In our Newsletter of December 15, 2016, we discussed the inquiry procedure in Curaçao that was initiated for several government owned companies. The inquiry (investigation proceedings) was ordered by the Dutch Caribbean Joint Court of Justice since it found that there were, prima facie, justified reasons to question the correctness of the company’s policy, including amongst others violation of the law, financial reporting or accounting irregularities, insufficient disclosure of information to shareholders or other stakeholders, and conflicts of interest involving the company, its management and/or its shareholders.

After the first phase of the inquiry procedure, the investigation by a court appointed investigator, all the parties involved were given the opportunity to comment on the findings of the appointed investigator as laid down in his report that was submitted to the Joint Court of Justice. It was then a matter of waiting to see how the Joint Court of Justice would assess the findings and deal with issues of (good) corporate governance.

On June 13, 2017, the Joint Court of Justice rendered its final decision. It ruled, for two of the government owned companies, that in the period between October 10, 2010 and September 29, 2012, the rules and practices of good corporate governance have not been applied. It was concluded, inter alia, that others such as the Board of Supervisory Directors and the shareholder (being the Government of Curaçao) of the company had – de facto – taken over the role and accompanying duties of the Board of Managing Directors and thus de management of the company, and that decisions were taken that were not in the interest of the company, due to conflicts of interest. This has led, according to the Joint Court of Justice in its ruling, to mismanagement.
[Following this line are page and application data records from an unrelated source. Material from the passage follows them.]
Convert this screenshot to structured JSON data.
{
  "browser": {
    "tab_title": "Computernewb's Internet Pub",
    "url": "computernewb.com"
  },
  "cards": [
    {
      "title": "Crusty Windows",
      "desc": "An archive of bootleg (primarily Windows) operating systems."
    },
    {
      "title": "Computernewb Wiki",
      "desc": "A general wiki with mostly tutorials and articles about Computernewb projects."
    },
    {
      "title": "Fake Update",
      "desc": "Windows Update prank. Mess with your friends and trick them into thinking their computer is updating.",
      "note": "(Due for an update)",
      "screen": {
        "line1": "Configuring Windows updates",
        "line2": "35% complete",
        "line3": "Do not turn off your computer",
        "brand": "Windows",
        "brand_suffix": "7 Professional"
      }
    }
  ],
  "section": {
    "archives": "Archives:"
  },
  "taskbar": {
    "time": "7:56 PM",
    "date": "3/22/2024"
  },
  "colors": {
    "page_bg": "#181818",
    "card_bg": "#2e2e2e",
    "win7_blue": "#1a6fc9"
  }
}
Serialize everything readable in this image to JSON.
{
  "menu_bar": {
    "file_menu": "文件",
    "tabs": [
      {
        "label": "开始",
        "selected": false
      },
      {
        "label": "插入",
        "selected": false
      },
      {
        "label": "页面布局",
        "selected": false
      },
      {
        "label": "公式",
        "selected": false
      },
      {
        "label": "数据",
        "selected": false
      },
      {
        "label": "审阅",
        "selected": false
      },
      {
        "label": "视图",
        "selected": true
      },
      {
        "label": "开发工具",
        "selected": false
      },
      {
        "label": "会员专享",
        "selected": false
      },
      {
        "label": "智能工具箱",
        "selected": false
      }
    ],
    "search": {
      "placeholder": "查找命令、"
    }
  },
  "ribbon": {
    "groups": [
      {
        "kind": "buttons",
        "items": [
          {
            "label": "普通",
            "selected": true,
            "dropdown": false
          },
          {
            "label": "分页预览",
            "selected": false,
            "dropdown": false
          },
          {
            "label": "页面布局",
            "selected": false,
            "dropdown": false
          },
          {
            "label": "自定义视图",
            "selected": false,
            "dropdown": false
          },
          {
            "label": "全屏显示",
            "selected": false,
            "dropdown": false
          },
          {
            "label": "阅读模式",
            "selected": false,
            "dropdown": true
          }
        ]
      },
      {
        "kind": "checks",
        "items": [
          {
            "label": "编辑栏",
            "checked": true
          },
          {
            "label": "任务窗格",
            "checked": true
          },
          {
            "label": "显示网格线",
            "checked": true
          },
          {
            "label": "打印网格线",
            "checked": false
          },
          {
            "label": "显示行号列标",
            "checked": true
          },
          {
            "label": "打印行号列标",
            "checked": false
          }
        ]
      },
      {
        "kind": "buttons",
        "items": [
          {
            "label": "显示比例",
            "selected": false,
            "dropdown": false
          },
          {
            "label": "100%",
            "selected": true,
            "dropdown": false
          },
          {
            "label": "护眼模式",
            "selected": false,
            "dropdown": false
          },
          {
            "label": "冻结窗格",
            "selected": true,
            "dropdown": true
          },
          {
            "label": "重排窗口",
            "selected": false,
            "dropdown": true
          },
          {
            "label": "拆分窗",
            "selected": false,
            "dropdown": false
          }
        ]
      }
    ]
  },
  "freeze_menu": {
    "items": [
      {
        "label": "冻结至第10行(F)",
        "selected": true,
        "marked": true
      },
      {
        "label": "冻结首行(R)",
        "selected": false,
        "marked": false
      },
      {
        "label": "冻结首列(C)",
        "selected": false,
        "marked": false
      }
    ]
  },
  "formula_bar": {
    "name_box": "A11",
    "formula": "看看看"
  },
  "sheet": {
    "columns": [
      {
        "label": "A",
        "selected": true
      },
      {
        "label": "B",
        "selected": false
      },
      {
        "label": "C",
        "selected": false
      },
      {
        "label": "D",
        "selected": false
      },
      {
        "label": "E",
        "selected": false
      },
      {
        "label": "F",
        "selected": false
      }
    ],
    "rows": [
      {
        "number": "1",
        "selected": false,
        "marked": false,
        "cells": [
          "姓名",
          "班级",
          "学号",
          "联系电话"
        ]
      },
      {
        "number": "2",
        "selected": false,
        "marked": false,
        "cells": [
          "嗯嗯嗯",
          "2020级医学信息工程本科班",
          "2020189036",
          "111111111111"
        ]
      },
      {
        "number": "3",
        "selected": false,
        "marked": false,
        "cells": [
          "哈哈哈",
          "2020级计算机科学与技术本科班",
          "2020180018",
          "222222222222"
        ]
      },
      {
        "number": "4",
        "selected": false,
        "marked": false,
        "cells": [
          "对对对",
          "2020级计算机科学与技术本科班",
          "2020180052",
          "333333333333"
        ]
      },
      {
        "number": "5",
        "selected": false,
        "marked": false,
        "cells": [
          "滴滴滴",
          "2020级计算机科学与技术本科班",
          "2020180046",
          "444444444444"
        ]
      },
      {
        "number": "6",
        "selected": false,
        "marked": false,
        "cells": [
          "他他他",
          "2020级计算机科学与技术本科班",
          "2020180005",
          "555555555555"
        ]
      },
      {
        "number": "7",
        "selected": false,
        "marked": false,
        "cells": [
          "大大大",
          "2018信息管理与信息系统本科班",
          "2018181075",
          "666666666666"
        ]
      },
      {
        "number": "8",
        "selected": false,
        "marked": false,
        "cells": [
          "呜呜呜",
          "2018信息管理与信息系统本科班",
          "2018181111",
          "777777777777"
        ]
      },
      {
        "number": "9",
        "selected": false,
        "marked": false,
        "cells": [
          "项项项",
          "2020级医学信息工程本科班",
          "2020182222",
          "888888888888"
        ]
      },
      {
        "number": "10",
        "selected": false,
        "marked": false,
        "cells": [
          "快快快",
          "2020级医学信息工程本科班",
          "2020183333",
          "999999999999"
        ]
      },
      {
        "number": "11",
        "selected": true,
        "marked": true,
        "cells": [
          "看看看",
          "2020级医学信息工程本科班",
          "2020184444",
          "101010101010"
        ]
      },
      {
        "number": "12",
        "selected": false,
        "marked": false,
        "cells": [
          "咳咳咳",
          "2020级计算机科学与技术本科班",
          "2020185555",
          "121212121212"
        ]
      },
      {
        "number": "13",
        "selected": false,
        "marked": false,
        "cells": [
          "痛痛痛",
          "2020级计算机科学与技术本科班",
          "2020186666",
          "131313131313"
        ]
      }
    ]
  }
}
In its ruling, the Joint Court of Justice only addresses the respective corporate bodies (the general meeting of shareholders, the board of supervisory directors and the managing directors) of the companies and attributes responsibility to them. The next step could be that also individuals – members of the corporate bodies – are held accountable (possibly liable) for the mismanagement.